We present an algorithm for shape reconstruction from incomplete 3D scans by fusing together two acquisition modes: 2D photographs and 3D scans. The two modes exhibit complementary characteristics: scans have depth information, but are often sparse and incomplete; photographs, on the other hand, are dense and have high resolution, but lack important depth information. In this work we fuse the two modes, taking advantage of their complementary information, to enhance 3D shape reconstruction from an incomplete scan with a 2D photograph. We compute geometrical and topological shape properties in 2D photographs and use them to reconstruct a shape from an incomplete 3D scan in a principled manner. Our key observation is that shape properties such as boundaries, smooth patches and local connectivity, can be inferred with high confidence from 2D photographs. Thus, we register the 3D scan with the 2D photograph and use scanned points as 3D depth cues for lifting 2D shape structures into 3D. Our contribution is an algorithm which significantly regularizes and enhances the problem of 3D reconstruction from partial scans by lifting 2D shape structures into 3D. We evaluate our algorithm on various shapes which are loosely scanned and photographed from different views, and compare them with state-of-the-art reconstruction methods.

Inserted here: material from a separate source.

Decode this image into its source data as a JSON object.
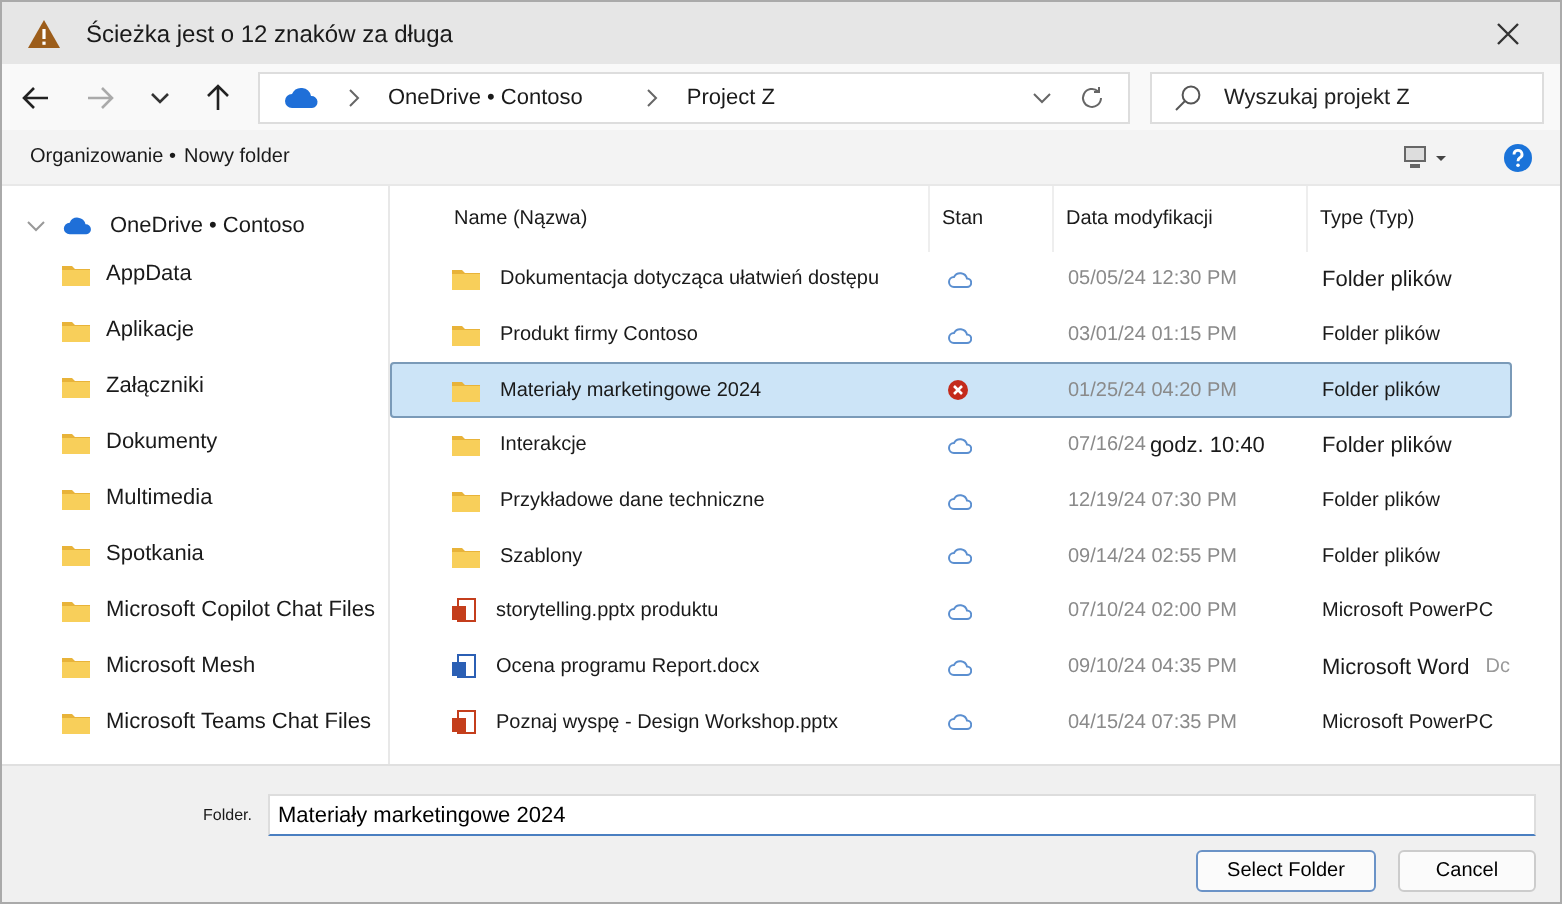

We present an algorithm for recognition and reconstruction of scanned 3D indoor scenes. 3D indoor reconstruction is particularly challenging due to object interferences, occlusions and overlapping which yield incomplete yet very complex scene arrangements. Since it is hard to assemble scanned segments into complete models, traditional methods for object recognition and reconstruction would be inefficient. We present a search-classify approach which interleaves segmentation and classification in an iterative manner. Using a robust classifier we traverse the scene and gradually propagate classification information. We reinforce classification by a template fitting step which yields a scene reconstruction. We deform-to-fit templates to classified objects to resolve classification ambiguities. The resulting reconstruction is an approximation which captures the general scene arrangement. Our results demonstrate successful classification and reconstruction of cluttered indoor scenes, captured in just few minutes.